Copy out each line of the data that contains "title".

- **Stored items**:
============

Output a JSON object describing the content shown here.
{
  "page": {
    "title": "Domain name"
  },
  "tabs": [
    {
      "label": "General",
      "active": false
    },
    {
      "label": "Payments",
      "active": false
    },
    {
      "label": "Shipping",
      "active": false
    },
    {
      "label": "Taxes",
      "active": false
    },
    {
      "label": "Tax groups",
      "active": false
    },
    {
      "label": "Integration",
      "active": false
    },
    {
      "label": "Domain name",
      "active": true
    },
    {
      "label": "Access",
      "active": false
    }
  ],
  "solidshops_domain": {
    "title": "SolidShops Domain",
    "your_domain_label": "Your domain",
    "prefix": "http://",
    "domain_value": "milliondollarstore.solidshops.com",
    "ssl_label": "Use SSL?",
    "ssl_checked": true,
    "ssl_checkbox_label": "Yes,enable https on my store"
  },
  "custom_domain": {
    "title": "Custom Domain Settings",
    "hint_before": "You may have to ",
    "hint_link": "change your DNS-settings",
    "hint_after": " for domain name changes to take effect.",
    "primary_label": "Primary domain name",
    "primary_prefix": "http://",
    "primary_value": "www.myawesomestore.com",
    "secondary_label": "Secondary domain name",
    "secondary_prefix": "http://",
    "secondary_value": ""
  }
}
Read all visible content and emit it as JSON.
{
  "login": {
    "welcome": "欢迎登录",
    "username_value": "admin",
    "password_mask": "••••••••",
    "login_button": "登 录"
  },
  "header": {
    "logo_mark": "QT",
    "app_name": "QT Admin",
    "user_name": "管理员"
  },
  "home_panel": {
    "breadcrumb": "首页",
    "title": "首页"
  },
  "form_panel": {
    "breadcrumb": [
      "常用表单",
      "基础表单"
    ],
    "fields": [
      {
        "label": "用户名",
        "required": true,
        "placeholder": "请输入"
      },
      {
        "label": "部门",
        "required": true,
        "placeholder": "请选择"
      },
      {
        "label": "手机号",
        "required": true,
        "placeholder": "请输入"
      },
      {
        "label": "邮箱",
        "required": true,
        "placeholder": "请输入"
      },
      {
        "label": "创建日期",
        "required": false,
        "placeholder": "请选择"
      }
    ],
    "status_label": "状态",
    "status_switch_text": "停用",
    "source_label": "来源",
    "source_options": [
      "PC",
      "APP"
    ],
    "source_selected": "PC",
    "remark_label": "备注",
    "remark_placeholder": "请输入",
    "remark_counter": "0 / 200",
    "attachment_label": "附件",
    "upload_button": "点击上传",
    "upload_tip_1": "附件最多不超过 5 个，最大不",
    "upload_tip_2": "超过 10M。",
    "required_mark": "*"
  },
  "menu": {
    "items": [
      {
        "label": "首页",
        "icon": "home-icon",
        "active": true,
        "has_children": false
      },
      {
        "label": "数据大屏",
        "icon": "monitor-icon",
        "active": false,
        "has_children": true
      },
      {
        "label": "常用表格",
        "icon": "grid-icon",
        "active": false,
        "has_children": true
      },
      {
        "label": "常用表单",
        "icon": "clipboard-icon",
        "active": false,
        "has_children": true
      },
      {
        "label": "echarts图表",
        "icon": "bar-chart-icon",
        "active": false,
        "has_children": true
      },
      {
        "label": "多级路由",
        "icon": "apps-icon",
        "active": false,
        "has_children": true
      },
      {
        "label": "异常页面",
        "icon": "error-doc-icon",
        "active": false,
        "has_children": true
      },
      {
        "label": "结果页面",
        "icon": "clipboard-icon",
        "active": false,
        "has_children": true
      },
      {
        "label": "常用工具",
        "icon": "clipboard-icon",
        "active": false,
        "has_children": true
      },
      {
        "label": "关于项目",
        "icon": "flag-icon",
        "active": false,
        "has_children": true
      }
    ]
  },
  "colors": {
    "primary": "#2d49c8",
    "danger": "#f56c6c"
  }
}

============

- **Response**:
    "title": "Domain name"
    "title": "SolidShops Domain",
    "title": "Custom Domain Settings",
    "title": "首页"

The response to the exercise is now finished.